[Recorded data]

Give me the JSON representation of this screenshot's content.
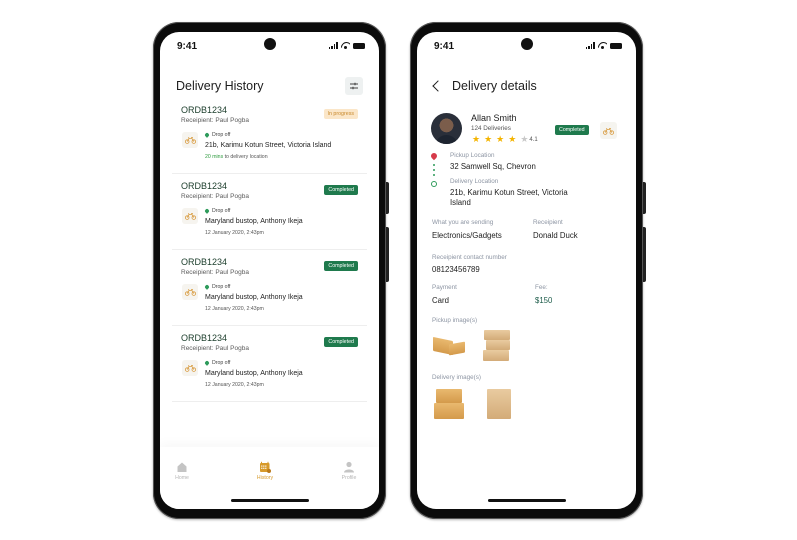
{
  "status_bar": {
    "time": "9:41"
  },
  "history_screen": {
    "title": "Delivery History",
    "filter_icon": "sliders-icon",
    "orders": [
      {
        "order_id": "ORDB1234",
        "recipient": "Receipient: Paul Pogba",
        "status": "In progress",
        "status_type": "progress",
        "drop_label": "Drop off",
        "address": "21b, Karimu Kotun Street, Victoria Island",
        "eta_highlight": "20 mins",
        "eta_text": " to delivery location"
      },
      {
        "order_id": "ORDB1234",
        "recipient": "Receipient: Paul Pogba",
        "status": "Completed",
        "status_type": "completed",
        "drop_label": "Drop off",
        "address": "Maryland bustop, Anthony Ikeja",
        "date": "12 January 2020, 2:43pm"
      },
      {
        "order_id": "ORDB1234",
        "recipient": "Receipient: Paul Pogba",
        "status": "Completed",
        "status_type": "completed",
        "drop_label": "Drop off",
        "address": "Maryland bustop, Anthony Ikeja",
        "date": "12 January 2020, 2:43pm"
      },
      {
        "order_id": "ORDB1234",
        "recipient": "Receipient: Paul Pogba",
        "status": "Completed",
        "status_type": "completed",
        "drop_label": "Drop off",
        "address": "Maryland bustop, Anthony Ikeja",
        "date": "12 January 2020, 2:43pm"
      }
    ],
    "tabbar": [
      {
        "label": "Home",
        "icon": "home-icon",
        "active": false
      },
      {
        "label": "History",
        "icon": "calendar-icon",
        "active": true
      },
      {
        "label": "Profile",
        "icon": "user-icon",
        "active": false
      }
    ]
  },
  "details_screen": {
    "title": "Delivery details",
    "driver": {
      "name": "Allan Smith",
      "deliveries": "124 Deliveries",
      "rating": "4.1",
      "stars_filled": 4,
      "stars_total": 5
    },
    "status": "Completed",
    "pickup_label": "Pickup Location",
    "pickup_value": "32 Samwell Sq, Chevron",
    "delivery_label": "Delivery Location",
    "delivery_value": "21b, Karimu Kotun Street, Victoria Island",
    "sending_label": "What you are sending",
    "sending_value": "Electronics/Gadgets",
    "recipient_label": "Receipient",
    "recipient_value": "Donald Duck",
    "contact_label": "Receipient contact number",
    "contact_value": "08123456789",
    "payment_label": "Payment",
    "payment_value": "Card",
    "fee_label": "Fee:",
    "fee_value": "$150",
    "pickup_images_label": "Pickup image(s)",
    "delivery_images_label": "Delivery image(s)"
  },
  "colors": {
    "brand_green": "#1f7a4d",
    "accent_orange": "#d79a2b",
    "progress_bg": "#fbe6c8"
  }
}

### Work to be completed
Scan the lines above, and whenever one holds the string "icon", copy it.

### Completed exercise
    "filter_icon": "sliders-icon",
        "icon": "home-icon",
        "icon": "calendar-icon",
        "icon": "user-icon",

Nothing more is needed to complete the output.